Your own source of information backs up my position rather than yours. If you have an ounce of sense or self-respect you'd apologise for your patronising remarks and your bull# opinions and for citing a source which contradicts your position. You've assumed I'm just another conspiracy theorist. This is a tremendous mistake on your part. Almost as bad as citing a source which contradicts your position.
Now, apologise or face my mother#ing wrath.
Originally posted by tracehd1
How much evidence does 1 person need to show them 911 was an inside job? I cannot believe there are still people out there that blame BL and the middle east..lol Out of all the evidence building 7 screams inside.... anyways.. here's how al Q came to be...
"the base of Jihad" "...apparently as a result of the merger of the overseas branch of Egypt's al-Jihad (EIJ) group, led by Ayman El-Zawahiri, with the groups Bin Laden brought under his control after his return to Afghanistan in the mid-1990s."
Investigations by Spinwatch reveal that a group of freelance terror trackers who promote stories about the threat from violent Islamists have been involved in exaggerating and even fabricating such stories, which they then comment on in the national press and on network television and radio. The group – which has now fallen apart – was centred on freelance spy Glen Jenvey and Conservative Party member Dominic Wightman, who uses the pseudonym 'Whiteman'.

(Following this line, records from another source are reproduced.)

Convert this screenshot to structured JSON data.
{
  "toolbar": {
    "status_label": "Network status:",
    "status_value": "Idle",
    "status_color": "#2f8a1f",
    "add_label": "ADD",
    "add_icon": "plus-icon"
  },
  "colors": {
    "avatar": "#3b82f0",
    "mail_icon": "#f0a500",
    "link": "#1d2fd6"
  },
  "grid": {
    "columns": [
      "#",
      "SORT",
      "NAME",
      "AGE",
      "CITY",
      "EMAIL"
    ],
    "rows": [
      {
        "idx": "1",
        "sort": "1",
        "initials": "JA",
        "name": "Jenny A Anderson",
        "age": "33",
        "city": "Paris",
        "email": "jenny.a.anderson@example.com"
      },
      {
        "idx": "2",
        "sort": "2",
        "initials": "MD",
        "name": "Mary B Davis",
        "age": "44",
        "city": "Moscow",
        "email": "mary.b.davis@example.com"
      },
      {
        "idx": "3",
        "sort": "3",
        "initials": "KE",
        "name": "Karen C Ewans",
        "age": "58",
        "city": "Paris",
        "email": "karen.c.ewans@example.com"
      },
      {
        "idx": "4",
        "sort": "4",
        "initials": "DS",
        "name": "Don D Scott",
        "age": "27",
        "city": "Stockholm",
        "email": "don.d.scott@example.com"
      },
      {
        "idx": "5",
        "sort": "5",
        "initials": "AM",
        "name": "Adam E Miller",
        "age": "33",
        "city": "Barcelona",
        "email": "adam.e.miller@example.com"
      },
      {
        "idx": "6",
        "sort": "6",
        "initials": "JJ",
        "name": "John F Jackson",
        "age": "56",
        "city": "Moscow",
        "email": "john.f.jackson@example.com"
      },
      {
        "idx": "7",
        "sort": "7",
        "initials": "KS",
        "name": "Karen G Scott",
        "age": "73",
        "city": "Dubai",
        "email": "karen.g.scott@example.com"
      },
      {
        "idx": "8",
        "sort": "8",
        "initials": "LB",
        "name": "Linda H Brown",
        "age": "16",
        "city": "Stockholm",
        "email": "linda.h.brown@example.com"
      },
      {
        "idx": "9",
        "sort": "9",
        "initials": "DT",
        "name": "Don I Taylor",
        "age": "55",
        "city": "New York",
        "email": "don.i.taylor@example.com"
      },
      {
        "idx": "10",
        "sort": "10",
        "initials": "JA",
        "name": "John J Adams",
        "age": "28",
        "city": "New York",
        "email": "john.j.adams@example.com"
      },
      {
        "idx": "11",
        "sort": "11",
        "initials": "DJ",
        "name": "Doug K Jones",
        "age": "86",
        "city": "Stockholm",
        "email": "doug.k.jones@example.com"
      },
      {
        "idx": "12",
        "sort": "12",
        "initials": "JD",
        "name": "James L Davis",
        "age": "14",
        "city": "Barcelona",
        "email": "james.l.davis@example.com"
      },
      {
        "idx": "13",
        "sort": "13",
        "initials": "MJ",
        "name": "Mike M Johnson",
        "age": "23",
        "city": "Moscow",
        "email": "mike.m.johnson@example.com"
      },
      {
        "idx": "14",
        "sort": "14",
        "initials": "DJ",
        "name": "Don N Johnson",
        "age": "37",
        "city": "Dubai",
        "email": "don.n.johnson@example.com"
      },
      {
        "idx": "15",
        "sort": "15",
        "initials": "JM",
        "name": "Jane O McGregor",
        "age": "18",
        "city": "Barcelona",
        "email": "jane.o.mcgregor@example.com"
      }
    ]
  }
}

The barrage of stories from official sources and from terror 'experts' suggesting that Britain is under serious and extensive threat from Islamists and that Islam as a religion is particularly prone to extremism has been boosted by some stories that have little basis in fact. These have included:
An alleged attempt to plant a story about terrorist grannies planning to blow themselves up in British supermarkets
An attempt to suggest – quite falsely - that campaigners against the Israeli attack on Gaza were actually planning to target British Jews
The creation of a fake allegedly Islamist website in a bid to entrap suspects.
Spying on Tamil activists in the UK.
A fraudulent fundraising effort in the 1980s which was claimed to be to aid the African National Congress
The group behind these stories – Vigil – is a convenient label for a number of people who are linked on the one hand to elements of the British far right and on the other to networks of neoconservative ideologues in the US and UK seeking to exploit the genuine threat faced by UK citizens - Muslim and non Muslim alike. In this case behind the anodyne label of 'terror expert' there is a story including alleged spying, deception, fraud, assault, and a falling out over money.
The case also highlights:
The controversial newsgathering techniques of The Sun newspaper, currently facing legal questions over its reporting of the alleged terror experts' testimony
the ease with which alleged terror experts can gains access to the most prestigious British broadcasting outlets such as Radio Four and BBC Newsnight
The use of the internet for employing the traditional arts of the agent provocateur including surveillance and virtual stings
The role of the blogosphere in investigating and revealing the use of fake identities - 'sockpuppets' in internet jargon